The entries that follow should come back exactly, with no pictures among them.

-- MATERIAL FOR THIS EXERCISE follows --

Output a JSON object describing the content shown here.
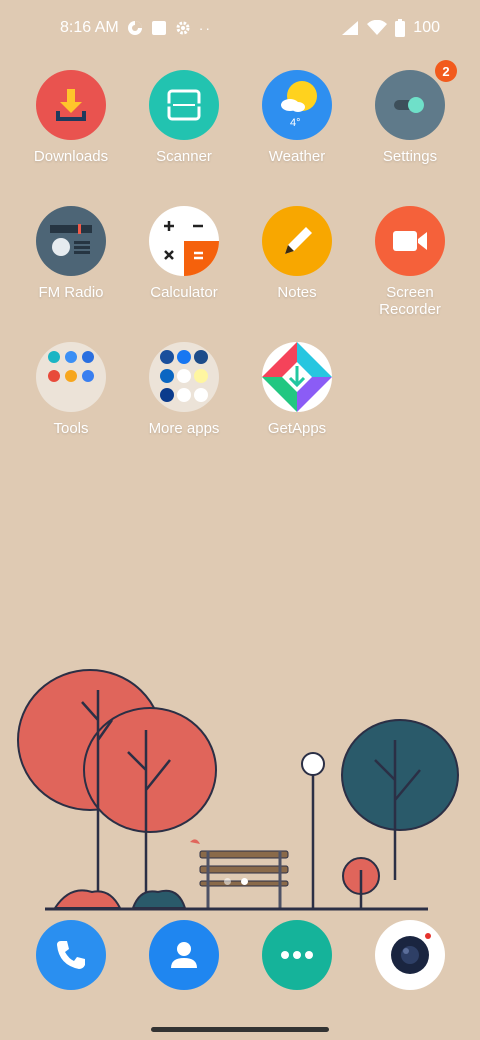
{
  "status_bar": {
    "time": "8:16 AM",
    "battery": "100"
  },
  "apps": [
    {
      "label": "Downloads",
      "icon": "download-icon",
      "color": "#e9534f"
    },
    {
      "label": "Scanner",
      "icon": "scanner-icon",
      "color": "#22c3b0"
    },
    {
      "label": "Weather",
      "icon": "weather-icon",
      "color": "#2e8ff0",
      "temp": "4°"
    },
    {
      "label": "Settings",
      "icon": "toggle-icon",
      "color": "#5f7a8a",
      "badge": "2"
    },
    {
      "label": "FM Radio",
      "icon": "radio-icon",
      "color": "#4d6576"
    },
    {
      "label": "Calculator",
      "icon": "calculator-icon",
      "color": "#ffffff"
    },
    {
      "label": "Notes",
      "icon": "pencil-icon",
      "color": "#f8a700"
    },
    {
      "label": "Screen Recorder",
      "icon": "video-camera-icon",
      "color": "#f5613a"
    },
    {
      "label": "Tools",
      "icon": "folder-icon",
      "color": "#ece3d8"
    },
    {
      "label": "More apps",
      "icon": "folder-icon",
      "color": "#ece3d8"
    },
    {
      "label": "GetApps",
      "icon": "getapps-icon",
      "color": "#ffffff"
    }
  ],
  "dock": [
    {
      "name": "phone",
      "color": "#2a8ff0"
    },
    {
      "name": "contacts",
      "color": "#1f86f0"
    },
    {
      "name": "messages",
      "color": "#15b39a"
    },
    {
      "name": "camera",
      "color": "#ffffff"
    }
  ]
}
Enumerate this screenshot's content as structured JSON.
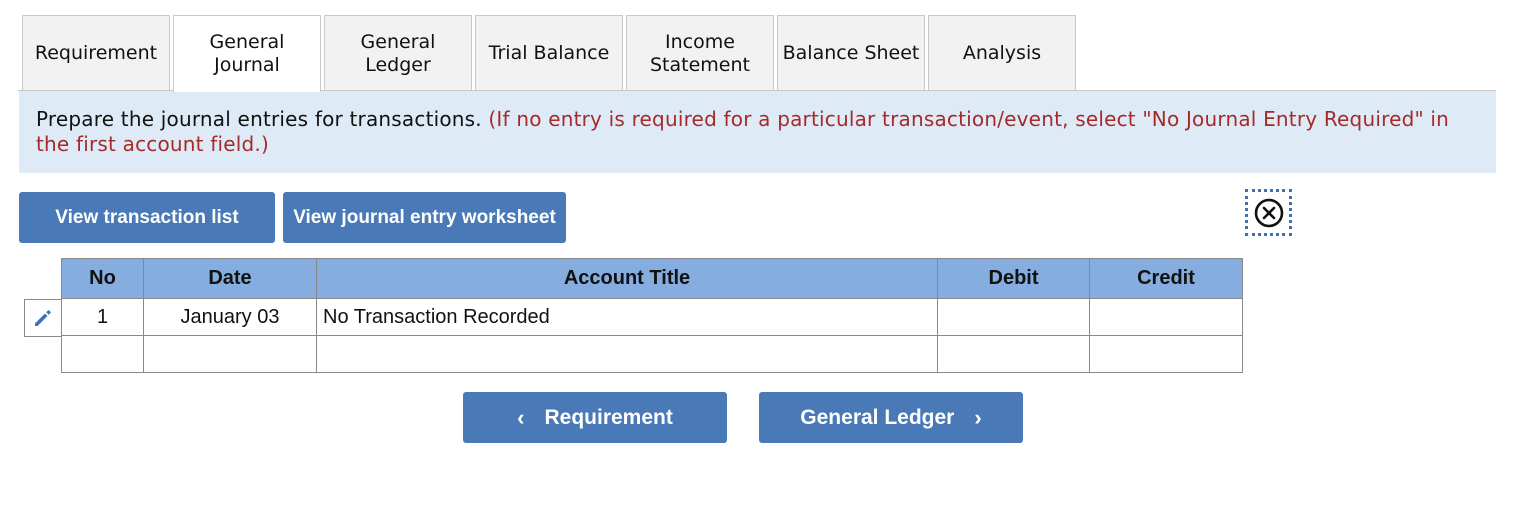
{
  "tabs": [
    {
      "label": "Requirement"
    },
    {
      "label": "General\nJournal"
    },
    {
      "label": "General\nLedger"
    },
    {
      "label": "Trial Balance"
    },
    {
      "label": "Income\nStatement"
    },
    {
      "label": "Balance Sheet"
    },
    {
      "label": "Analysis"
    }
  ],
  "active_tab": "General Journal",
  "instructions": {
    "main": "Prepare the journal entries for transactions. ",
    "note": "(If no entry is required for a particular transaction/event, select \"No Journal Entry Required\" in the first account field.)"
  },
  "buttons": {
    "view_transactions": "View transaction list",
    "view_worksheet": "View journal entry worksheet"
  },
  "table": {
    "headers": [
      "No",
      "Date",
      "Account Title",
      "Debit",
      "Credit"
    ],
    "rows": [
      {
        "no": "1",
        "date": "January 03",
        "account": "No Transaction Recorded",
        "debit": "",
        "credit": ""
      },
      {
        "no": "",
        "date": "",
        "account": "",
        "debit": "",
        "credit": ""
      }
    ]
  },
  "nav": {
    "prev_label": "Requirement",
    "next_label": "General Ledger"
  },
  "colors": {
    "accent": "#4a79b8",
    "header_bg": "#86ade0",
    "instruction_bg": "#dfeaf7",
    "note_text": "#a52a2a"
  },
  "icons": {
    "close": "close-circle-icon",
    "edit": "pencil-icon",
    "prev": "chevron-left-icon",
    "next": "chevron-right-icon"
  }
}
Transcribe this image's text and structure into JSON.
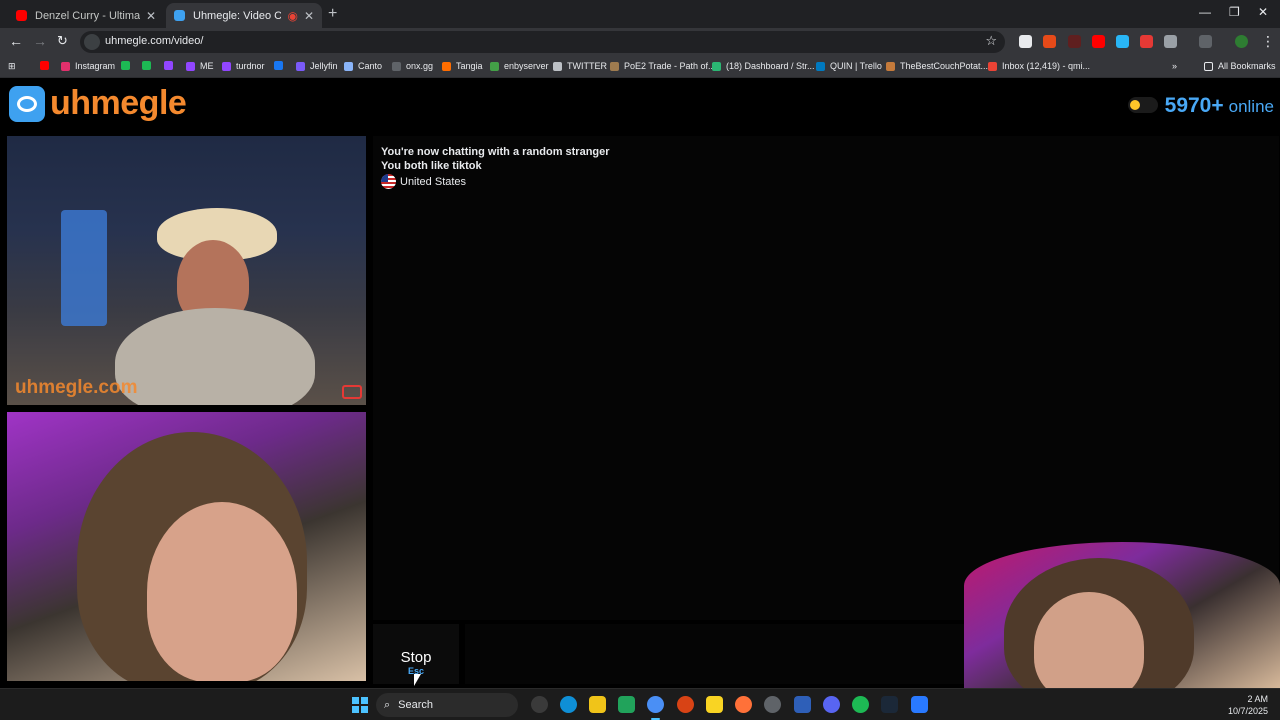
{
  "browser": {
    "tabs": [
      {
        "title": "Denzel Curry - Ultimate (BADB/",
        "icon": "youtube-icon",
        "color": "#ff0000"
      },
      {
        "title": "Uhmegle: Video Chat | Om",
        "icon": "uhmegle-icon",
        "color": "#3ea1f0"
      }
    ],
    "url": "uhmegle.com/video/",
    "bookmarks": [
      {
        "label": "",
        "color": "#ff0000"
      },
      {
        "label": "Instagram",
        "color": "#e1306c"
      },
      {
        "label": "",
        "color": "#1db954"
      },
      {
        "label": "",
        "color": "#1db954"
      },
      {
        "label": "",
        "color": "#9146ff"
      },
      {
        "label": "ME",
        "color": "#9146ff"
      },
      {
        "label": "turdnor",
        "color": "#9146ff"
      },
      {
        "label": "",
        "color": "#1877f2"
      },
      {
        "label": "Jellyfin",
        "color": "#7a5af8"
      },
      {
        "label": "Canto",
        "color": "#8ab4f8"
      },
      {
        "label": "onx.gg",
        "color": "#5f6368"
      },
      {
        "label": "Tangia",
        "color": "#ff6d00"
      },
      {
        "label": "enbyserver",
        "color": "#43a047"
      },
      {
        "label": "TWITTER",
        "color": "#bdc1c6"
      },
      {
        "label": "PoE2 Trade - Path of...",
        "color": "#9e7b4f"
      },
      {
        "label": "(18) Dashboard / Str...",
        "color": "#2bb673"
      },
      {
        "label": "QUIN | Trello",
        "color": "#0079bf"
      },
      {
        "label": "TheBestCouchPotat...",
        "color": "#c47a3b"
      },
      {
        "label": "Inbox (12,419) - qmi...",
        "color": "#ea4335"
      }
    ],
    "all_bookmarks": "All Bookmarks"
  },
  "site": {
    "logo": "uhmegle",
    "online_count": "5970+",
    "online_label": "online",
    "watermark": "uhmegle.com"
  },
  "chat": {
    "line1": "You're now chatting with a random stranger",
    "line2": "You both like tiktok",
    "country": "United States"
  },
  "controls": {
    "stop_label": "Stop",
    "stop_key": "Esc"
  },
  "taskbar": {
    "search_label": "Search",
    "time": "2 AM",
    "date": "10/7/2025"
  },
  "colors": {
    "accent_orange": "#f4892e",
    "accent_blue": "#49a8f5"
  }
}
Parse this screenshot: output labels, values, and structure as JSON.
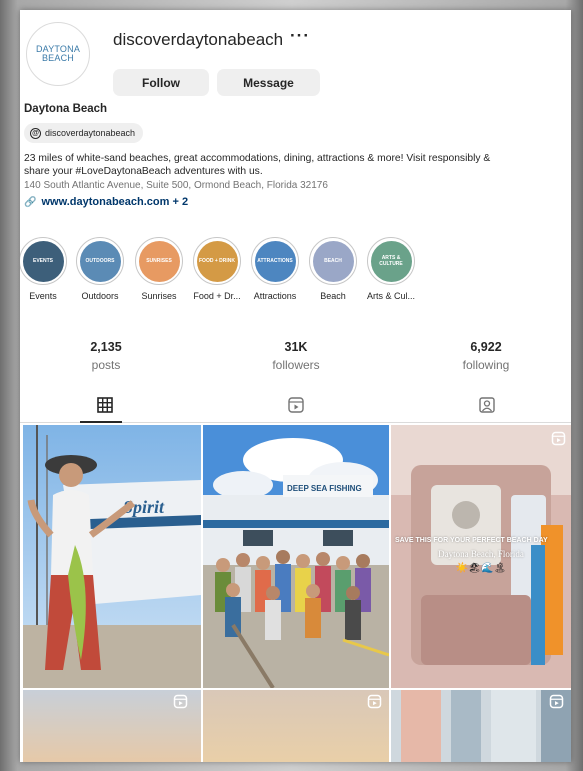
{
  "profile": {
    "avatar_line1": "DAYTONA",
    "avatar_line2": "BEACH",
    "username": "discoverdaytonabeach",
    "more": "···",
    "follow_label": "Follow",
    "message_label": "Message",
    "display_name": "Daytona Beach",
    "threads_handle": "discoverdaytonabeach",
    "bio_line1": "23 miles of white-sand beaches, great accommodations, dining, attractions & more! Visit responsibly &",
    "bio_line2": "share your #LoveDaytonaBeach adventures with us.",
    "address": "140 South Atlantic Avenue, Suite 500, Ormond Beach, Florida 32176",
    "website": "www.daytonabeach.com + 2"
  },
  "highlights": [
    {
      "label": "Events",
      "cover_text": "EVENTS",
      "color": "#3d5f7a"
    },
    {
      "label": "Outdoors",
      "cover_text": "OUTDOORS",
      "color": "#5b8bb5"
    },
    {
      "label": "Sunrises",
      "cover_text": "SUNRISES",
      "color": "#e79a62"
    },
    {
      "label": "Food + Dr...",
      "cover_text": "FOOD + DRINK",
      "color": "#d49a45"
    },
    {
      "label": "Attractions",
      "cover_text": "ATTRACTIONS",
      "color": "#4d86c0"
    },
    {
      "label": "Beach",
      "cover_text": "BEACH",
      "color": "#9aa7c7"
    },
    {
      "label": "Arts & Cul...",
      "cover_text": "ARTS & CULTURE",
      "color": "#6aa28a"
    }
  ],
  "stats": [
    {
      "value": "2,135",
      "label": "posts"
    },
    {
      "value": "31K",
      "label": "followers"
    },
    {
      "value": "6,922",
      "label": "following"
    }
  ],
  "tabs": [
    {
      "icon": "grid-icon",
      "active": true
    },
    {
      "icon": "reels-icon",
      "active": false
    },
    {
      "icon": "tagged-icon",
      "active": false
    }
  ],
  "posts": [
    {
      "caption": "",
      "boat_text": "Spirit"
    },
    {
      "boat_text": "DEEP SEA FISHING"
    },
    {
      "overlay_title": "SAVE THIS FOR YOUR PERFECT BEACH DAY",
      "overlay_sub": "Daytona Beach, Florida",
      "emojis": "☀️🏖🌊🏝"
    },
    {
      "type": "reel"
    },
    {
      "type": "reel"
    },
    {
      "type": "reel"
    }
  ]
}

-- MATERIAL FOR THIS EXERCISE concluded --

▸ **RESPONSE BELOW**
Output a JSON object describing the content shown here.
{
  "status_bar": {
    "time": "8:16 AM",
    "battery": "100"
  },
  "apps": [
    {
      "label": "Downloads",
      "icon": "download-icon",
      "color": "#e9534f"
    },
    {
      "label": "Scanner",
      "icon": "scanner-icon",
      "color": "#22c3b0"
    },
    {
      "label": "Weather",
      "icon": "weather-icon",
      "color": "#2e8ff0",
      "temp": "4°"
    },
    {
      "label": "Settings",
      "icon": "toggle-icon",
      "color": "#5f7a8a",
      "badge": "2"
    },
    {
      "label": "FM Radio",
      "icon": "radio-icon",
      "color": "#4d6576"
    },
    {
      "label": "Calculator",
      "icon": "calculator-icon",
      "color": "#ffffff"
    },
    {
      "label": "Notes",
      "icon": "pencil-icon",
      "color": "#f8a700"
    },
    {
      "label": "Screen Recorder",
      "icon": "video-camera-icon",
      "color": "#f5613a"
    },
    {
      "label": "Tools",
      "icon": "folder-icon",
      "color": "#ece3d8"
    },
    {
      "label": "More apps",
      "icon": "folder-icon",
      "color": "#ece3d8"
    },
    {
      "label": "GetApps",
      "icon": "getapps-icon",
      "color": "#ffffff"
    }
  ],
  "dock": [
    {
      "name": "phone",
      "color": "#2a8ff0"
    },
    {
      "name": "contacts",
      "color": "#1f86f0"
    },
    {
      "name": "messages",
      "color": "#15b39a"
    },
    {
      "name": "camera",
      "color": "#ffffff"
    }
  ]
}
Enumerate this screenshot's content as structured JSON.
{
  "tabs": [
    {
      "label": "Requirement"
    },
    {
      "label": "General\nJournal"
    },
    {
      "label": "General\nLedger"
    },
    {
      "label": "Trial Balance"
    },
    {
      "label": "Income\nStatement"
    },
    {
      "label": "Balance Sheet"
    },
    {
      "label": "Analysis"
    }
  ],
  "active_tab": "General Journal",
  "instructions": {
    "main": "Prepare the journal entries for transactions. ",
    "note": "(If no entry is required for a particular transaction/event, select \"No Journal Entry Required\" in the first account field.)"
  },
  "buttons": {
    "view_transactions": "View transaction list",
    "view_worksheet": "View journal entry worksheet"
  },
  "table": {
    "headers": [
      "No",
      "Date",
      "Account Title",
      "Debit",
      "Credit"
    ],
    "rows": [
      {
        "no": "1",
        "date": "January 03",
        "account": "No Transaction Recorded",
        "debit": "",
        "credit": ""
      },
      {
        "no": "",
        "date": "",
        "account": "",
        "debit": "",
        "credit": ""
      }
    ]
  },
  "nav": {
    "prev_label": "Requirement",
    "next_label": "General Ledger"
  },
  "colors": {
    "accent": "#4a79b8",
    "header_bg": "#86ade0",
    "instruction_bg": "#dfeaf7",
    "note_text": "#a52a2a"
  },
  "icons": {
    "close": "close-circle-icon",
    "edit": "pencil-icon",
    "prev": "chevron-left-icon",
    "next": "chevron-right-icon"
  }
}
Transcribe this image's text and structure into JSON.
{
  "browser": {
    "tabs": [
      {
        "title": "Denzel Curry - Ultimate (BADB/",
        "icon": "youtube-icon",
        "color": "#ff0000"
      },
      {
        "title": "Uhmegle: Video Chat | Om",
        "icon": "uhmegle-icon",
        "color": "#3ea1f0"
      }
    ],
    "url": "uhmegle.com/video/",
    "bookmarks": [
      {
        "label": "",
        "color": "#ff0000"
      },
      {
        "label": "Instagram",
        "color": "#e1306c"
      },
      {
        "label": "",
        "color": "#1db954"
      },
      {
        "label": "",
        "color": "#1db954"
      },
      {
        "label": "",
        "color": "#9146ff"
      },
      {
        "label": "ME",
        "color": "#9146ff"
      },
      {
        "label": "turdnor",
        "color": "#9146ff"
      },
      {
        "label": "",
        "color": "#1877f2"
      },
      {
        "label": "Jellyfin",
        "color": "#7a5af8"
      },
      {
        "label": "Canto",
        "color": "#8ab4f8"
      },
      {
        "label": "onx.gg",
        "color": "#5f6368"
      },
      {
        "label": "Tangia",
        "color": "#ff6d00"
      },
      {
        "label": "enbyserver",
        "color": "#43a047"
      },
      {
        "label": "TWITTER",
        "color": "#bdc1c6"
      },
      {
        "label": "PoE2 Trade - Path of...",
        "color": "#9e7b4f"
      },
      {
        "label": "(18) Dashboard / Str...",
        "color": "#2bb673"
      },
      {
        "label": "QUIN | Trello",
        "color": "#0079bf"
      },
      {
        "label": "TheBestCouchPotat...",
        "color": "#c47a3b"
      },
      {
        "label": "Inbox (12,419) - qmi...",
        "color": "#ea4335"
      }
    ],
    "all_bookmarks": "All Bookmarks"
  },
  "site": {
    "logo": "uhmegle",
    "online_count": "5970+",
    "online_label": "online",
    "watermark": "uhmegle.com"
  },
  "chat": {
    "line1": "You're now chatting with a random stranger",
    "line2": "You both like tiktok",
    "country": "United States"
  },
  "controls": {
    "stop_label": "Stop",
    "stop_key": "Esc"
  },
  "taskbar": {
    "search_label": "Search",
    "time": "2 AM",
    "date": "10/7/2025"
  },
  "colors": {
    "accent_orange": "#f4892e",
    "accent_blue": "#49a8f5"
  }
}
Parse this screenshot: output labels, values, and structure as JSON.
{
  "profile": {
    "avatar_line1": "DAYTONA",
    "avatar_line2": "BEACH",
    "username": "discoverdaytonabeach",
    "more": "···",
    "follow_label": "Follow",
    "message_label": "Message",
    "display_name": "Daytona Beach",
    "threads_handle": "discoverdaytonabeach",
    "bio_line1": "23 miles of white-sand beaches, great accommodations, dining, attractions & more! Visit responsibly &",
    "bio_line2": "share your #LoveDaytonaBeach adventures with us.",
    "address": "140 South Atlantic Avenue, Suite 500, Ormond Beach, Florida 32176",
    "website": "www.daytonabeach.com + 2"
  },
  "highlights": [
    {
      "label": "Events",
      "cover_text": "EVENTS",
      "color": "#3d5f7a"
    },
    {
      "label": "Outdoors",
      "cover_text": "OUTDOORS",
      "color": "#5b8bb5"
    },
    {
      "label": "Sunrises",
      "cover_text": "SUNRISES",
      "color": "#e79a62"
    },
    {
      "label": "Food + Dr...",
      "cover_text": "FOOD + DRINK",
      "color": "#d49a45"
    },
    {
      "label": "Attractions",
      "cover_text": "ATTRACTIONS",
      "color": "#4d86c0"
    },
    {
      "label": "Beach",
      "cover_text": "BEACH",
      "color": "#9aa7c7"
    },
    {
      "label": "Arts & Cul...",
      "cover_text": "ARTS & CULTURE",
      "color": "#6aa28a"
    }
  ],
  "stats": [
    {
      "value": "2,135",
      "label": "posts"
    },
    {
      "value": "31K",
      "label": "followers"
    },
    {
      "value": "6,922",
      "label": "following"
    }
  ],
  "tabs": [
    {
      "icon": "grid-icon",
      "active": true
    },
    {
      "icon": "reels-icon",
      "active": false
    },
    {
      "icon": "tagged-icon",
      "active": false
    }
  ],
  "posts": [
    {
      "caption": "",
      "boat_text": "Spirit"
    },
    {
      "boat_text": "DEEP SEA FISHING"
    },
    {
      "overlay_title": "SAVE THIS FOR YOUR PERFECT BEACH DAY",
      "overlay_sub": "Daytona Beach, Florida",
      "emojis": "☀️🏖🌊🏝"
    },
    {
      "type": "reel"
    },
    {
      "type": "reel"
    },
    {
      "type": "reel"
    }
  ]
}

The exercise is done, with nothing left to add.